- Input data -
§
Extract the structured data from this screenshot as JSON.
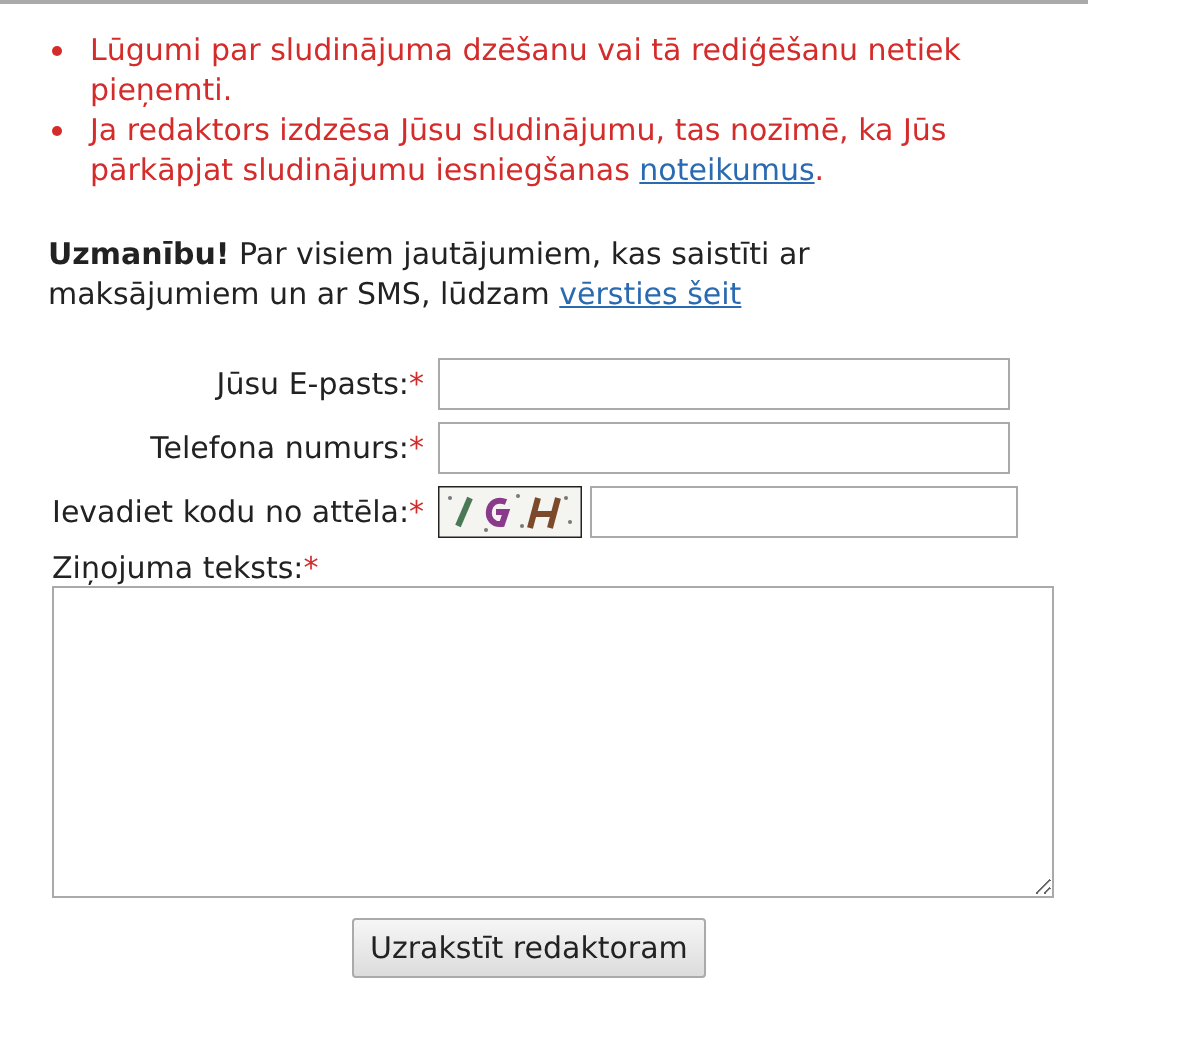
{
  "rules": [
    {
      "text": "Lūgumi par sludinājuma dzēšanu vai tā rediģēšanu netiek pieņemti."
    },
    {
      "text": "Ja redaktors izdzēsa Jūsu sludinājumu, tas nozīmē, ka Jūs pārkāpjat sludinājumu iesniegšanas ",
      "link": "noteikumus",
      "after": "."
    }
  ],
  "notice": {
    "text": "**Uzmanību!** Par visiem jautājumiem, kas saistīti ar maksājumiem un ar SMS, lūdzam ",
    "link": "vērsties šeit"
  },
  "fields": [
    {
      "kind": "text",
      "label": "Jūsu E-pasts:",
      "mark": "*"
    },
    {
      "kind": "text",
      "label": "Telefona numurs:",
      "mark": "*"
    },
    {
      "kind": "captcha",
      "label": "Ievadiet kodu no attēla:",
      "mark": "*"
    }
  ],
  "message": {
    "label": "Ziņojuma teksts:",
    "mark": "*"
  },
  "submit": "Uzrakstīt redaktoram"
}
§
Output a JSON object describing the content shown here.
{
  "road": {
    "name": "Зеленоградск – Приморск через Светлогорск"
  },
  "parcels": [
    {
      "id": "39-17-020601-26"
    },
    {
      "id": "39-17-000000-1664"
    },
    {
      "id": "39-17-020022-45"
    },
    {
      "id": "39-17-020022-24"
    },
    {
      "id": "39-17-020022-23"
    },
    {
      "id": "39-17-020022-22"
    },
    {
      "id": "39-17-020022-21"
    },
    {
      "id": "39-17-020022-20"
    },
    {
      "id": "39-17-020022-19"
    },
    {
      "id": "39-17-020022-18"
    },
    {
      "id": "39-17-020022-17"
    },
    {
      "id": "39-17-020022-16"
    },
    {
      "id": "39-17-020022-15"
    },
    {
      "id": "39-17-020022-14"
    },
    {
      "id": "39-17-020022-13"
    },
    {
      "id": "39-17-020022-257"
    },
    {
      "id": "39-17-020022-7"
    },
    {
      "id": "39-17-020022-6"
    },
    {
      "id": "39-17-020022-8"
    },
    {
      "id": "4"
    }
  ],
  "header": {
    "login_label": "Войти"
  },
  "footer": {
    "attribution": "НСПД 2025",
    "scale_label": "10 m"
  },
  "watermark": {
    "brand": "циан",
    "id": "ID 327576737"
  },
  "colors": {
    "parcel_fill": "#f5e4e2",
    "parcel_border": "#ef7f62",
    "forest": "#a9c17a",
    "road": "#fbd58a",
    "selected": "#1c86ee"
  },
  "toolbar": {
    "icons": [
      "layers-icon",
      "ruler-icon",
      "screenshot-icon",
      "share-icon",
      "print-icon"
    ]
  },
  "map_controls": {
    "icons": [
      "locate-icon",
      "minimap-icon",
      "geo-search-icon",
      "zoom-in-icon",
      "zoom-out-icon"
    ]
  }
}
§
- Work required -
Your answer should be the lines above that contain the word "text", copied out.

- Your response -
      "text": "Lūgumi par sludinājuma dzēšanu vai tā rediģēšanu netiek pieņemti."
      "text": "Ja redaktors izdzēsa Jūsu sludinājumu, tas nozīmē, ka Jūs pārkāpjat sludinājumu iesniegšanas ",
    "text": "**Uzmanību!** Par visiem jautājumiem, kas saistīti ar maksājumiem un ar SMS, lūdzam ",
      "kind": "text",
      "kind": "text",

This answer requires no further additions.